**GIVEN RECORDS:**
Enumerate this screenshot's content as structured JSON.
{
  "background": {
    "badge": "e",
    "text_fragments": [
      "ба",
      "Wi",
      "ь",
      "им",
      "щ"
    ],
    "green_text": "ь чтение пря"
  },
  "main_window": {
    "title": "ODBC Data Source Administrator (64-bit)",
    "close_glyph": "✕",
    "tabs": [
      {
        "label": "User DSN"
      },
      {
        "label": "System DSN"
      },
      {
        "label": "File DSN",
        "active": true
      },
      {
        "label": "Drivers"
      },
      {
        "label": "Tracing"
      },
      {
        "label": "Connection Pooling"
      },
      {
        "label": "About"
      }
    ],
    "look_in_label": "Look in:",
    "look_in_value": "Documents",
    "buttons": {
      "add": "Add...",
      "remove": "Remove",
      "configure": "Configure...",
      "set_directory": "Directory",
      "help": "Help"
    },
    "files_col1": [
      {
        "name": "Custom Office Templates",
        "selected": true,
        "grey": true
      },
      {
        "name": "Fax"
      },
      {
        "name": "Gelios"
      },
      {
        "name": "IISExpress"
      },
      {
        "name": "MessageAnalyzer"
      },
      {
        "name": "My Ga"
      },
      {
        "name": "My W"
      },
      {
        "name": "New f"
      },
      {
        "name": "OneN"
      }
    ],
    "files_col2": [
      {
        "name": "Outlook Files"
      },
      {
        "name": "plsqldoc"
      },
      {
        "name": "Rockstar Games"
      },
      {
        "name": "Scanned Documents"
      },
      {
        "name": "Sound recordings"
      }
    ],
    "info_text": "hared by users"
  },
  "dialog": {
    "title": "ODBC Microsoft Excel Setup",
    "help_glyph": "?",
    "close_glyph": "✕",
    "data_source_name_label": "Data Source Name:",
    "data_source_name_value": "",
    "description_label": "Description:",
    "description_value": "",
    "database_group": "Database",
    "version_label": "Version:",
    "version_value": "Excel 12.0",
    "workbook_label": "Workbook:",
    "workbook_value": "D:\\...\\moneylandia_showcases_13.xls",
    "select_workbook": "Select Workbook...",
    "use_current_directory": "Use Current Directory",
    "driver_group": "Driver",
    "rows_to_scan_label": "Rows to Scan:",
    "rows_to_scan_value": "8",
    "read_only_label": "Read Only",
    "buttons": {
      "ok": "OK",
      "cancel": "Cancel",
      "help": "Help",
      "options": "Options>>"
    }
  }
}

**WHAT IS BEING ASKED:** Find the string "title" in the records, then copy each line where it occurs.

**RESULT:**
    "title": "ODBC Data Source Administrator (64-bit)",
    "title": "ODBC Microsoft Excel Setup",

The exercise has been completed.